THE DARK KNIGHT. Writer/director Christopher Nolan breathed new life into a stale franchise with his Batman Begins back in 2005. Alas, my main complaint with his follow-up is a familiar one, having to do with the film’s violence. (Not sure how they managed a PG-13 with its overwhelming amounts of intense, brutal, and sadistic savagery.) As I’ve said several times, it just seems to take more and more desensitizing screen tumult to make audiences feel something. What’s that say about us? PG-13
LEATHERHEADS. George Clooney and Renée Zellweger star in this romantic comedy set against the backdrop of America’s nascent pro-football league in 1925. With more than a wink and a nod to His Girl Friday, handsome Clooney and hubba-hubba Zellweger banter with zesty repartee seldom seen in today’s movies. With its brassy score, golden hue look, and award-worthy art and set decoration, plus a witty script that incorporates the right touches of zaniness, whimsy and heart, the production is one of the best of the year…Now for that ointment-covered fly. Mr. Clooney profanes God’s name in nearly every film he stars. He does it here, as well. And to prove that women are just as emancipated as men, Ms. Zellweger also uses the profane term. PG-13

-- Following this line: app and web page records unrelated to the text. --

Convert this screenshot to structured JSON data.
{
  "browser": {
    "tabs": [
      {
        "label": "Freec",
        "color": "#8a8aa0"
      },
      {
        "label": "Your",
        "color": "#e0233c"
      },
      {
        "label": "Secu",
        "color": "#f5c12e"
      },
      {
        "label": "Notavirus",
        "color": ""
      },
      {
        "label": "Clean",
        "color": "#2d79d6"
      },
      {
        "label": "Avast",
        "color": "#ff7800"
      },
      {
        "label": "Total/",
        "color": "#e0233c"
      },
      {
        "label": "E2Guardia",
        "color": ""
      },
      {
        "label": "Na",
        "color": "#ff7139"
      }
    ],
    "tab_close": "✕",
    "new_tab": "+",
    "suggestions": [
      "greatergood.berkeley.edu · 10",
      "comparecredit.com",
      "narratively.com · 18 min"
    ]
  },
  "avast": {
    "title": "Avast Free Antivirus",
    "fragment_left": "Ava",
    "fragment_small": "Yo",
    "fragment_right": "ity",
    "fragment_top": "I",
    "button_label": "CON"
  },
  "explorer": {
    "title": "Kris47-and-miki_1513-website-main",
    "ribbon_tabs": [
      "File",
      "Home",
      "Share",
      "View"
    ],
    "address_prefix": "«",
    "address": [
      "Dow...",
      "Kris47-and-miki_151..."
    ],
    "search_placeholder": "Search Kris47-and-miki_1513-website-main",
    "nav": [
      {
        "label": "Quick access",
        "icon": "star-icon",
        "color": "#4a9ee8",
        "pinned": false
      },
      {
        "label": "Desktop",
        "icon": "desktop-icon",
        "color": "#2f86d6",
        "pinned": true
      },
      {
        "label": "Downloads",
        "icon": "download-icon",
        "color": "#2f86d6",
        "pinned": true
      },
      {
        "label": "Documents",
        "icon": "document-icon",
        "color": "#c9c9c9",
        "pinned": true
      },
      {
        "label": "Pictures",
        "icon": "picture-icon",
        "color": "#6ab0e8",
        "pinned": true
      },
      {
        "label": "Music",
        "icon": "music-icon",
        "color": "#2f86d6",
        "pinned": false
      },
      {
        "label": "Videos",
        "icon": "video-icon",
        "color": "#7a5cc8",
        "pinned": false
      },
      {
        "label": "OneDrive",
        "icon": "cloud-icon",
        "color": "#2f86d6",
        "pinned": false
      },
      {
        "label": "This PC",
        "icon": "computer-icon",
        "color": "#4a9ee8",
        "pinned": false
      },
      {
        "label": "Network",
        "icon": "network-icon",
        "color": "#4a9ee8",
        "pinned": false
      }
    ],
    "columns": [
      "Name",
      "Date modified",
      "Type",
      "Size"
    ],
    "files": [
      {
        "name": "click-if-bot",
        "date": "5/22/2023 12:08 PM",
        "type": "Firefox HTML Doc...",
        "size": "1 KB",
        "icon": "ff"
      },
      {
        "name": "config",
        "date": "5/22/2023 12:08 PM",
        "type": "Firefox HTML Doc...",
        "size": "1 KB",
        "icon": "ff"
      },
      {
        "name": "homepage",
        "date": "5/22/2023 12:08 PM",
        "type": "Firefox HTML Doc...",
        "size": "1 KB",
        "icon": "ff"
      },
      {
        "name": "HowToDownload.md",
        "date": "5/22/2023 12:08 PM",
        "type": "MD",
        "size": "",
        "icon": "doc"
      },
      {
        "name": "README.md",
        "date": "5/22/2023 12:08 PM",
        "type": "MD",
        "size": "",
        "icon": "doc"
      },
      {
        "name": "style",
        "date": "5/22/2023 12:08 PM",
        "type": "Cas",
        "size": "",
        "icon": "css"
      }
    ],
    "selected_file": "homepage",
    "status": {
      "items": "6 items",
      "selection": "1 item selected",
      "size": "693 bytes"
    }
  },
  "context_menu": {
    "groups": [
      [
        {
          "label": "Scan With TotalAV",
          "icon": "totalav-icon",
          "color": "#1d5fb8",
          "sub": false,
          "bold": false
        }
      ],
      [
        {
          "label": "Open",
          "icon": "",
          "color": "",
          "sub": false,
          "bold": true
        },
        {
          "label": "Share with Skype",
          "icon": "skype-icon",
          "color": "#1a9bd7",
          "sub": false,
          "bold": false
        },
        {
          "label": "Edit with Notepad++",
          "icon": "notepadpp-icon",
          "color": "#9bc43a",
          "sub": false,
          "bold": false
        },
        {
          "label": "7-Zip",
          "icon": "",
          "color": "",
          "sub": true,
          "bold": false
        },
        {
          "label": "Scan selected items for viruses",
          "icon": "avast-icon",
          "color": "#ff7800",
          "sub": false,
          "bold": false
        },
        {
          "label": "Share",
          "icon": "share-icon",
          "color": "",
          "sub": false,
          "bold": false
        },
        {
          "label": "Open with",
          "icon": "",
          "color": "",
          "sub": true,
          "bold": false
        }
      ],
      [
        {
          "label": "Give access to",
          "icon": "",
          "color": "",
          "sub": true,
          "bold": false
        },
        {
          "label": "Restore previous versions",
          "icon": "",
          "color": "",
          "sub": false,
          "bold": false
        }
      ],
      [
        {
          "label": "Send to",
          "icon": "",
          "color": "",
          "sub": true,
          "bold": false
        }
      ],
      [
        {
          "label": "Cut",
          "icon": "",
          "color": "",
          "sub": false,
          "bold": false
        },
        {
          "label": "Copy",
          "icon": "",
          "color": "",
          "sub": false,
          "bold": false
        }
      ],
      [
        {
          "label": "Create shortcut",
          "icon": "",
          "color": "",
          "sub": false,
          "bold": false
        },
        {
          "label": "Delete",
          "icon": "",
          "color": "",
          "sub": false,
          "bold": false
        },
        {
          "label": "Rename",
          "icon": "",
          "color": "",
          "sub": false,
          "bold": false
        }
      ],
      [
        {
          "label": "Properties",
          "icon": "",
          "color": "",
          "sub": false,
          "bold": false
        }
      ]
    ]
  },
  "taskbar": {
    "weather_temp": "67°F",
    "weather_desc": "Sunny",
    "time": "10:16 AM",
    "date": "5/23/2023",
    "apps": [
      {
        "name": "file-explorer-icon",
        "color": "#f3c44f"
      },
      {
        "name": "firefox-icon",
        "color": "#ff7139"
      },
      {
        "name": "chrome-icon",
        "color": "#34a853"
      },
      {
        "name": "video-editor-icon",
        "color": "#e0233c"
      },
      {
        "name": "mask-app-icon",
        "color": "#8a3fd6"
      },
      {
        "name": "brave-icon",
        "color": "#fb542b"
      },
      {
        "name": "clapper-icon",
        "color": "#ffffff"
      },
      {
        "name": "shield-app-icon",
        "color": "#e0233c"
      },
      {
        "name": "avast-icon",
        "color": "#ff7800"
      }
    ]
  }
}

In the grand scheme of things, profanity falls short as one of the great no-nos. Right? Wrong! Showing reverence toward the Almighty, which includes not taking His name in vain, is right at the top of the list of Ten Commandments, found in Exodus 20. This ruling comes before coveting, adultery and, yes, killing. “You shall not misuse the name of the Lord your God, for the Lord will not hold anyone guiltless who misuses his name” (Exodus 20:4 NIV). Will somebody please tell George Clooney that?